decided to bypass legitimate negotiations with this April 29 "offer"
they first bounced it around (we're told) amongst their "usual suspects"
group of management hangers-on (then, after using these poor, deluded
souls to determine how low to make their "offer" they apparently lowered
it even more.). They "marginalized and trivialized" us by stiff-arming
our professional association (and therein us) and hand-selecting a
management-friendly group with whom to conduct their discussions. They
are loath to negotiate with us, so they carefully picked a group that
presumably would neither disagree with them, nor advocate for the
legitimacy of our demands. They disregarded the well-being and quality
of life of more than 4,000 of us, and prosecuted their profit motive
with a few, well-placed pilots who run no risk of the onerous schedules
the rest of us would like to address. Quasimo-No and friends.

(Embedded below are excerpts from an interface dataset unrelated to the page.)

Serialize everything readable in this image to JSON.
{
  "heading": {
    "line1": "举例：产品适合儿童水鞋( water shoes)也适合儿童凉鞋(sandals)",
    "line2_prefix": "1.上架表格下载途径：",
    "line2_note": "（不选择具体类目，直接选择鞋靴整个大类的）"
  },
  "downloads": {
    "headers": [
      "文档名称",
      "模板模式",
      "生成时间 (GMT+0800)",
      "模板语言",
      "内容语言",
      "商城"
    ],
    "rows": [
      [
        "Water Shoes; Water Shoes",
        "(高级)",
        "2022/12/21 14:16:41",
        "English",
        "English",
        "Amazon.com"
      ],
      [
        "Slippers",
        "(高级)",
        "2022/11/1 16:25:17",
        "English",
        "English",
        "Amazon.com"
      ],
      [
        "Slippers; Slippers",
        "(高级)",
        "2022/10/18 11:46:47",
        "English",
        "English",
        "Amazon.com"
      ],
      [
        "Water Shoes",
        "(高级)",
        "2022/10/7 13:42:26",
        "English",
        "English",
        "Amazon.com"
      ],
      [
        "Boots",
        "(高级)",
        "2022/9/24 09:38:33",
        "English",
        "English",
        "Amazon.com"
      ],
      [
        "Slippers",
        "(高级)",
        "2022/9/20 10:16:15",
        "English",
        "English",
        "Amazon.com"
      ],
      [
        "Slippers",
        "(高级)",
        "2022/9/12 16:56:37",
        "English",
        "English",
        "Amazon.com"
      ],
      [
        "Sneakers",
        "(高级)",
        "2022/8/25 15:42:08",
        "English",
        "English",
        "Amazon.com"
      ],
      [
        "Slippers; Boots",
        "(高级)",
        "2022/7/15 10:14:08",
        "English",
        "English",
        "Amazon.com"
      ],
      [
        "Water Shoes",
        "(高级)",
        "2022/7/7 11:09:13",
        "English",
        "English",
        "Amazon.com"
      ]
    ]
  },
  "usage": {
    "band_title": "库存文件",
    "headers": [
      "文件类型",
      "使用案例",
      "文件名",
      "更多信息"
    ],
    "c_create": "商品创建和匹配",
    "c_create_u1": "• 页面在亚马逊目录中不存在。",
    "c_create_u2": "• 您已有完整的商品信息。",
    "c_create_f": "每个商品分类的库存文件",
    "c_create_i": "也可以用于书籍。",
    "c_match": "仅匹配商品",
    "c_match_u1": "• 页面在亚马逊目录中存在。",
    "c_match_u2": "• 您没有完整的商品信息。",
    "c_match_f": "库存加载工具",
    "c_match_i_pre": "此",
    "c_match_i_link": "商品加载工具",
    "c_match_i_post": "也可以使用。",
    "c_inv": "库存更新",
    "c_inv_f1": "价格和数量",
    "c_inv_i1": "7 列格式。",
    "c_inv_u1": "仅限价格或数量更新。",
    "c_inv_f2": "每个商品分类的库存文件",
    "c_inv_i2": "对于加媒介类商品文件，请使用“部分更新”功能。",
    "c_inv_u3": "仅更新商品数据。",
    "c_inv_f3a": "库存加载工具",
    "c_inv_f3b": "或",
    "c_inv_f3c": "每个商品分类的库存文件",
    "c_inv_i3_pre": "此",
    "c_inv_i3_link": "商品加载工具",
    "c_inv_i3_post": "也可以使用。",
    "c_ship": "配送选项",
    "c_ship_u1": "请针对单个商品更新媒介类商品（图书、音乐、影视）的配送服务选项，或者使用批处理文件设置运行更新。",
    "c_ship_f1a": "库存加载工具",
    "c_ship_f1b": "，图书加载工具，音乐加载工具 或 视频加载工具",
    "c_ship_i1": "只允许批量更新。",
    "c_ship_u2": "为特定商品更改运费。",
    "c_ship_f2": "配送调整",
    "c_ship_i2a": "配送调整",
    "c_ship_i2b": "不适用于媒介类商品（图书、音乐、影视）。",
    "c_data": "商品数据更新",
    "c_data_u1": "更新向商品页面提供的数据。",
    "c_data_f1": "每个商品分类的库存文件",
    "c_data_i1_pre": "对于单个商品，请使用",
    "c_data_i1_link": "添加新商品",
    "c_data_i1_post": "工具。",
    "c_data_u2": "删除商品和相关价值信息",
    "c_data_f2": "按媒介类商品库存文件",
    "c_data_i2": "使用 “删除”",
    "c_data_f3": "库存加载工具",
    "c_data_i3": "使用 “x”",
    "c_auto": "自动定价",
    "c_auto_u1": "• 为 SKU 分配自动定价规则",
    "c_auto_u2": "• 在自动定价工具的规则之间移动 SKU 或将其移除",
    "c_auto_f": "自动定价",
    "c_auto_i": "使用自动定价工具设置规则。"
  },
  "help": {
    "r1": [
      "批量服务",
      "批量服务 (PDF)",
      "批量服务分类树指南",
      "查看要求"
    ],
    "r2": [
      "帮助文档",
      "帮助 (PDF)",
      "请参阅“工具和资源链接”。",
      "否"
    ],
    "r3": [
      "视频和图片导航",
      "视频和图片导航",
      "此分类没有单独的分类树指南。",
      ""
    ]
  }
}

It is actually very likely that management's cast in this direct
negotiations phase has no authority to offer improvements in at least
three of our cornerstone issues: scope, retirement security, and health
care. It is even questionable whether or not they can play in the part
of the sandbox where our work rules reside. What we're saying is that
there appears to be no chance of achieving the Agreement we all want if
we continue to willingly play a part in this charade. The adaptation
that is currently running is far removed from the original script as
envisioned in the Railway Labor Act (RLA), and it is management who has
taken the artistic license. We prefer the original RLA process because
it is designed to produce fair agreements. We will be true to that
original script. At any rate though, after more than 12 years of this
run of management's play, it is time we re-write the ending. We are and
have been well aware of our management's stratagem of No, but in
reality, we all know that there is No strategy that can overcome 4,200
pilots committed to a just cause. We - all 4,200 of us - are at the
center of our game plan. Yes, it is time we change the dynamic at the
table. There has never been a ratifiable Agreement generated by these
management persons through this process. We have been working closely
with the MEC and officers and we are developing other plans. We will
not be led down the primrose path again. You won't either. In the end,
4,200 pilots marching in lockstep will generate our leverage.

A-No-ha,

The FEDEX MEC Negotiating Committee